Children’s hero Mary Poppins is back. But the air isn’t clear as she makes her descent – she has to wear an air pollution mask to cut through the toxic fumes.
Air pollution should be a thing of the past. Instead for the third year in a row, the UK has breached its air pollution annual limit in less than a week. 2017 is already too polluted, the breach happened only 5 days into the year, and 3 days earlier than last year!
The air is not clear but Mary Poppins’ message is, the darling politicians need to clean up the UK’s air. Thousands of children’s health is under threat because of politicians’ failure to act.
The single biggest source of the air pollution problem is diesel vehicles. Diesel emissions are toxic to human health and their impacts fall especially hard on children. Yet the government has done almost nothing to tackle diesel since the car companies were caught cheating emissions tests. Unbelievably, the government is still incentivising consumers to buy brand new diesel cars that are pumping out illegal levels of pollution.
Helped by a crew of Greenpeace activists, Mary Poppins is flying over Parliament today, reminding politicians that their inaction is costing lives. When Mary Poppins was last on our screens in the 60s, the 1956 Clean Air Act had been implemented and the smog had begun to clear. The then Government acted in response to the health crisis caused by air pollution from coal.
Instead of leaving air pollution to the history books, our current Government is creating a tradition of failing to act and breaking annual air pollution limits. This is why today we’ve taken action.
Dirty air isn’t just a big city problem. Last year, people in 169 different places in the UK – from Calderdale to Caerphilly – breathed illegal levels of pollution.
Lots of things contribute to the current crisis, but there’s one obvious place to start – the thousands of new diesel cars rolling onto our roads every day. Diesel cars were sold as a green choice, but carmakers lied about how much they pollute. Just today we’ve learnt that modern diesel cars produce 10 times more toxic air pollution than heavy trucks and buses, according to new European data revealed.
We shouldn’t penalise people who bought diesel cars in good faith. But we can stop putting more of them on the roads. If companies can’t ensure that these cars meet proper pollution standards, they shouldn’t be allowed to sell them.
It’s time to stop the sale of new diesel cars, and make sure cleaner options are in everyone’s reach.
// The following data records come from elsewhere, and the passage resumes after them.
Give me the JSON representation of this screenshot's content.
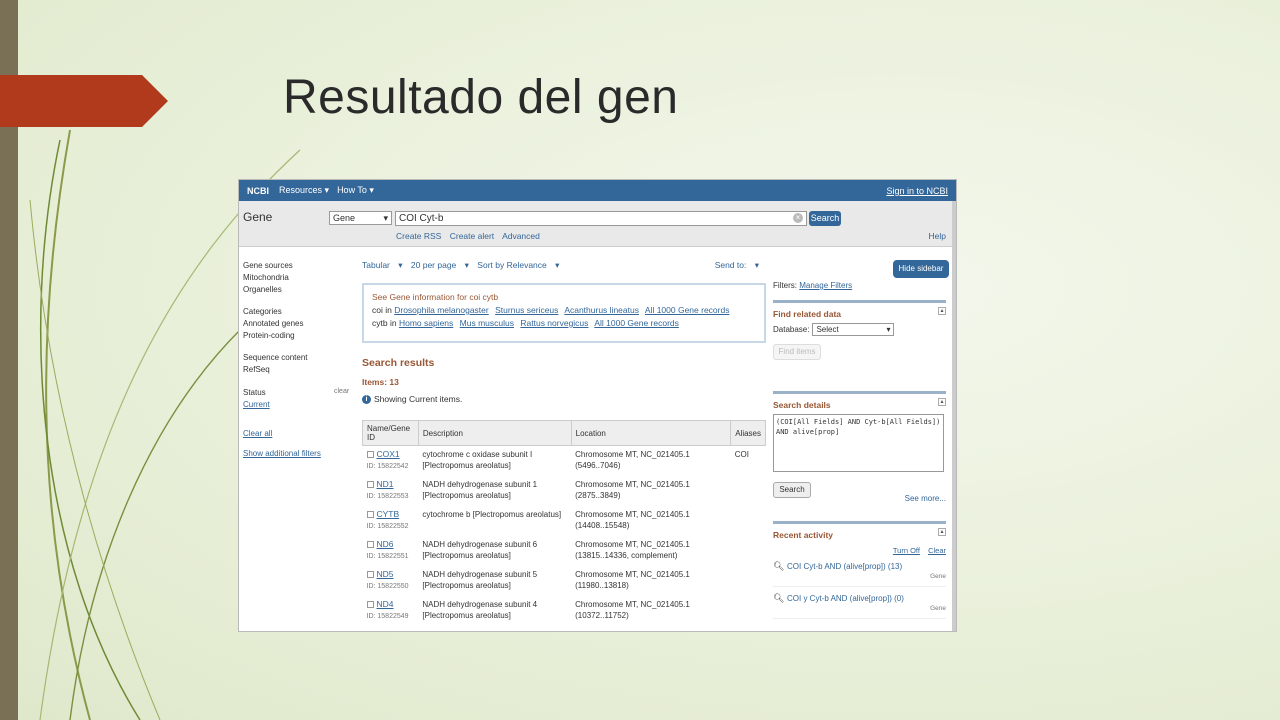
{
  "slide": {
    "title": "Resultado del gen"
  },
  "header": {
    "logo": "NCBI",
    "menu": [
      "Resources",
      "How To"
    ],
    "sign_in": "Sign in to NCBI"
  },
  "search": {
    "db_label": "Gene",
    "db_selected": "Gene",
    "query": "COI Cyt-b",
    "button": "Search",
    "sublinks": [
      "Create RSS",
      "Create alert",
      "Advanced"
    ],
    "help": "Help"
  },
  "left_sidebar": {
    "groups": [
      {
        "head": "Gene sources",
        "items": [
          "Mitochondria",
          "Organelles"
        ]
      },
      {
        "head": "Categories",
        "items": [
          "Annotated genes",
          "Protein-coding"
        ]
      },
      {
        "head": "Sequence content",
        "items": [
          "RefSeq"
        ]
      },
      {
        "head": "Status",
        "items": [
          "Current"
        ]
      }
    ],
    "clear_small": "clear",
    "clear_all": "Clear all",
    "show_filters": "Show additional filters"
  },
  "toolbar": {
    "format": "Tabular",
    "per_page": "20 per page",
    "sort": "Sort by Relevance",
    "send_to": "Send to:"
  },
  "info_box": {
    "title": "See Gene information for coi cytb",
    "row1_prefix": "coi in",
    "row1_links": [
      "Drosophila melanogaster",
      "Sturnus sericeus",
      "Acanthurus lineatus",
      "All 1000 Gene records"
    ],
    "row2_prefix": "cytb in",
    "row2_links": [
      "Homo sapiens",
      "Mus musculus",
      "Rattus norvegicus",
      "All 1000 Gene records"
    ]
  },
  "results": {
    "title": "Search results",
    "items": "Items: 13",
    "showing": "Showing Current items.",
    "columns": [
      "Name/Gene ID",
      "Description",
      "Location",
      "Aliases"
    ],
    "rows": [
      {
        "name": "COX1",
        "id": "ID: 15822542",
        "desc": "cytochrome c oxidase subunit I [Plectropomus areolatus]",
        "loc": "Chromosome MT, NC_021405.1 (5496..7046)",
        "alias": "COI"
      },
      {
        "name": "ND1",
        "id": "ID: 15822553",
        "desc": "NADH dehydrogenase subunit 1 [Plectropomus areolatus]",
        "loc": "Chromosome MT, NC_021405.1 (2875..3849)",
        "alias": ""
      },
      {
        "name": "CYTB",
        "id": "ID: 15822552",
        "desc": "cytochrome b [Plectropomus areolatus]",
        "loc": "Chromosome MT, NC_021405.1 (14408..15548)",
        "alias": ""
      },
      {
        "name": "ND6",
        "id": "ID: 15822551",
        "desc": "NADH dehydrogenase subunit 6 [Plectropomus areolatus]",
        "loc": "Chromosome MT, NC_021405.1 (13815..14336, complement)",
        "alias": ""
      },
      {
        "name": "ND5",
        "id": "ID: 15822550",
        "desc": "NADH dehydrogenase subunit 5 [Plectropomus areolatus]",
        "loc": "Chromosome MT, NC_021405.1 (11980..13818)",
        "alias": ""
      },
      {
        "name": "ND4",
        "id": "ID: 15822549",
        "desc": "NADH dehydrogenase subunit 4 [Plectropomus areolatus]",
        "loc": "Chromosome MT, NC_021405.1 (10372..11752)",
        "alias": ""
      }
    ]
  },
  "right_sidebar": {
    "hide": "Hide sidebar >>",
    "filters_label": "Filters:",
    "manage_filters": "Manage Filters",
    "find_related": "Find related data",
    "database_label": "Database:",
    "database_value": "Select",
    "find_items": "Find items",
    "search_details": "Search details",
    "query_text": "(COI[All Fields] AND Cyt-b[All Fields]) AND alive[prop]",
    "search_btn": "Search",
    "see_more": "See more...",
    "recent_activity": "Recent activity",
    "turn_off": "Turn Off",
    "clear": "Clear",
    "activity": [
      {
        "text": "COI Cyt-b AND (alive[prop]) (13)",
        "source": "Gene"
      },
      {
        "text": "COI y Cyt-b AND (alive[prop]) (0)",
        "source": "Gene"
      }
    ]
  },
  "colors": {
    "ncbi_blue": "#336699",
    "title_arrow": "#b23a1c",
    "left_bar": "#7a7056",
    "heading_brown": "#985735"
  }
}
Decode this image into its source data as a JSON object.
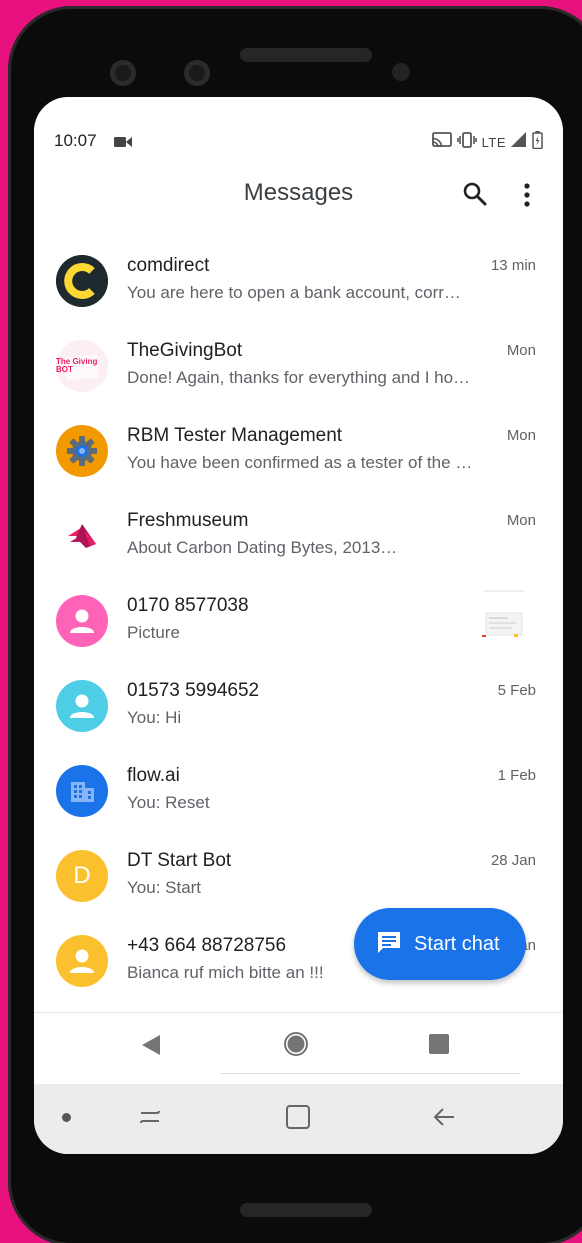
{
  "status_bar": {
    "time": "10:07",
    "network": "LTE"
  },
  "app_bar": {
    "title": "Messages"
  },
  "conversations": [
    {
      "name": "comdirect",
      "snippet": "You are here to open a bank account, corr…",
      "timestamp": "13 min",
      "avatar": "comdirect-logo"
    },
    {
      "name": "TheGivingBot",
      "snippet": "Done! Again, thanks for everything and I ho…",
      "timestamp": "Mon",
      "avatar": "thegivingbot-logo",
      "avatar_text": "The Giving BOT"
    },
    {
      "name": "RBM Tester Management",
      "snippet": "You have been confirmed as a tester of the …",
      "timestamp": "Mon",
      "avatar": "gear-logo"
    },
    {
      "name": "Freshmuseum",
      "snippet": "About Carbon Dating Bytes, 2013…",
      "timestamp": "Mon",
      "avatar": "freshmuseum-logo"
    },
    {
      "name": "0170 8577038",
      "snippet": "Picture",
      "timestamp": "",
      "avatar": "person-icon"
    },
    {
      "name": "01573 5994652",
      "snippet": "You: Hi",
      "timestamp": "5 Feb",
      "avatar": "person-icon"
    },
    {
      "name": "flow.ai",
      "snippet": "You: Reset",
      "timestamp": "1 Feb",
      "avatar": "building-icon"
    },
    {
      "name": "DT Start Bot",
      "snippet": "You: Start",
      "timestamp": "28 Jan",
      "avatar": "letter",
      "avatar_letter": "D"
    },
    {
      "name": "+43 664 88728756",
      "snippet": "Bianca ruf mich bitte an !!!",
      "timestamp": "Jan",
      "avatar": "person-icon"
    }
  ],
  "fab": {
    "label": "Start chat"
  },
  "colors": {
    "background": "#e8127f",
    "fab": "#1a73e8",
    "comdirect": "#fdd835",
    "gear_avatar": "#f29900",
    "pink_avatar": "#ff63b8",
    "cyan_avatar": "#4ecde6",
    "blue_avatar": "#1a73e8",
    "yellow_avatar": "#fbc02d"
  }
}
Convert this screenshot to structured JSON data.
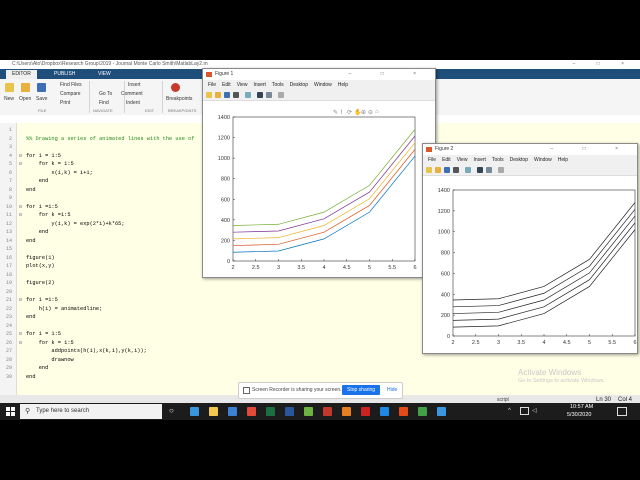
{
  "matlab": {
    "title_path": "C:\\Users\\Ato\\Dropbox\\Research Group\\2019 - Journal Monte Carlo Smith\\MatlabLay2.m",
    "window_controls": [
      "–",
      "□",
      "×"
    ],
    "tabs": [
      "EDITOR",
      "PUBLISH",
      "VIEW"
    ],
    "ribbon": {
      "new": "New",
      "open": "Open",
      "save": "Save",
      "find_files": "Find Files",
      "compare": "Compare",
      "print": "Print",
      "go_to": "Go To",
      "find": "Find",
      "insert": "Insert",
      "comment": "Comment",
      "indent": "Indent",
      "breakpoints": "Breakpoints",
      "sections": [
        "FILE",
        "NAVIGATE",
        "EDIT",
        "BREAKPOINTS"
      ]
    },
    "editor_lines": [
      {
        "n": "1",
        "text": ""
      },
      {
        "n": "2",
        "text": "%% Drawing a series of animated lines with the use of",
        "type": "comment"
      },
      {
        "n": "3",
        "text": ""
      },
      {
        "n": "4",
        "text": "for i = 1:5",
        "fold": "-"
      },
      {
        "n": "5",
        "text": "    for k = 1:5",
        "fold": "-"
      },
      {
        "n": "6",
        "text": "        x(i,k) = i+1;"
      },
      {
        "n": "7",
        "text": "    end"
      },
      {
        "n": "8",
        "text": "end"
      },
      {
        "n": "9",
        "text": ""
      },
      {
        "n": "10",
        "text": "for i =1:5",
        "fold": "-"
      },
      {
        "n": "11",
        "text": "    for k =1:5",
        "fold": "-"
      },
      {
        "n": "12",
        "text": "        y(i,k) = exp(2*i)+k*65;"
      },
      {
        "n": "13",
        "text": "    end"
      },
      {
        "n": "14",
        "text": "end"
      },
      {
        "n": "15",
        "text": ""
      },
      {
        "n": "16",
        "text": "figure(1)"
      },
      {
        "n": "17",
        "text": "plot(x,y)"
      },
      {
        "n": "18",
        "text": ""
      },
      {
        "n": "19",
        "text": "figure(2)"
      },
      {
        "n": "20",
        "text": ""
      },
      {
        "n": "21",
        "text": "for i =1:5",
        "fold": "-"
      },
      {
        "n": "22",
        "text": "    h(i) = animatedline;"
      },
      {
        "n": "23",
        "text": "end"
      },
      {
        "n": "24",
        "text": ""
      },
      {
        "n": "25",
        "text": "for i = 1:5",
        "fold": "-"
      },
      {
        "n": "26",
        "text": "    for k = 1:5",
        "fold": "-"
      },
      {
        "n": "27",
        "text": "        addpoints(h(i),x(k,i),y(k,i));"
      },
      {
        "n": "28",
        "text": "        drawnow"
      },
      {
        "n": "29",
        "text": "    end"
      },
      {
        "n": "30",
        "text": "end"
      }
    ],
    "status": {
      "mode": "script",
      "ln": "Ln 30",
      "col": "Col 4"
    }
  },
  "figure1": {
    "title": "Figure 1",
    "menu": [
      "File",
      "Edit",
      "View",
      "Insert",
      "Tools",
      "Desktop",
      "Window",
      "Help"
    ]
  },
  "figure2": {
    "title": "Figure 2",
    "menu": [
      "File",
      "Edit",
      "View",
      "Insert",
      "Tools",
      "Desktop",
      "Window",
      "Help"
    ]
  },
  "chart_data": [
    {
      "type": "line",
      "x": [
        2,
        3,
        4,
        5,
        6
      ],
      "xlim": [
        2,
        6
      ],
      "ylim": [
        0,
        1400
      ],
      "xticks": [
        "2",
        "2.5",
        "3",
        "3.5",
        "4",
        "4.5",
        "5",
        "5.5",
        "6"
      ],
      "yticks": [
        "0",
        "200",
        "400",
        "600",
        "800",
        "1000",
        "1200",
        "1400"
      ],
      "series": [
        {
          "values": [
            85,
            97,
            215,
            475,
            1020
          ],
          "color": "#0072bd"
        },
        {
          "values": [
            150,
            162,
            280,
            540,
            1085
          ],
          "color": "#d95319"
        },
        {
          "values": [
            215,
            227,
            345,
            605,
            1150
          ],
          "color": "#edb120"
        },
        {
          "values": [
            280,
            292,
            410,
            670,
            1215
          ],
          "color": "#7e2f8e"
        },
        {
          "values": [
            345,
            357,
            475,
            735,
            1280
          ],
          "color": "#77ac30"
        }
      ]
    },
    {
      "type": "line",
      "x": [
        2,
        3,
        4,
        5,
        6
      ],
      "xlim": [
        2,
        6
      ],
      "ylim": [
        0,
        1400
      ],
      "xticks": [
        "2",
        "2.5",
        "3",
        "3.5",
        "4",
        "4.5",
        "5",
        "5.5",
        "6"
      ],
      "yticks": [
        "0",
        "200",
        "400",
        "600",
        "800",
        "1000",
        "1200",
        "1400"
      ],
      "series": [
        {
          "values": [
            85,
            97,
            215,
            475,
            1020
          ],
          "color": "#222222"
        },
        {
          "values": [
            150,
            162,
            280,
            540,
            1085
          ],
          "color": "#222222"
        },
        {
          "values": [
            215,
            227,
            345,
            605,
            1150
          ],
          "color": "#222222"
        },
        {
          "values": [
            280,
            292,
            410,
            670,
            1215
          ],
          "color": "#222222"
        },
        {
          "values": [
            345,
            357,
            475,
            735,
            1280
          ],
          "color": "#222222"
        }
      ]
    }
  ],
  "share_bar": {
    "text": "Screen Recorder is sharing your screen.",
    "stop": "Stop sharing",
    "hide": "Hide"
  },
  "watermark": {
    "line1": "Activate Windows",
    "line2": "Go to Settings to activate Windows."
  },
  "taskbar": {
    "search_placeholder": "Type here to search",
    "time": "10:57 AM",
    "date": "5/30/2020",
    "app_colors": [
      "#3a96dd",
      "#f2c94c",
      "#3c82d4",
      "#e04b3a",
      "#1d6f42",
      "#2b579a",
      "#6cb33f",
      "#c0392b",
      "#e67e22",
      "#cc2222",
      "#1e88e5",
      "#e64a19",
      "#43a047",
      "#3a96dd"
    ]
  }
}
Nearly 70,000 people are calling on the government to make it happen – now’s your chance to get on board.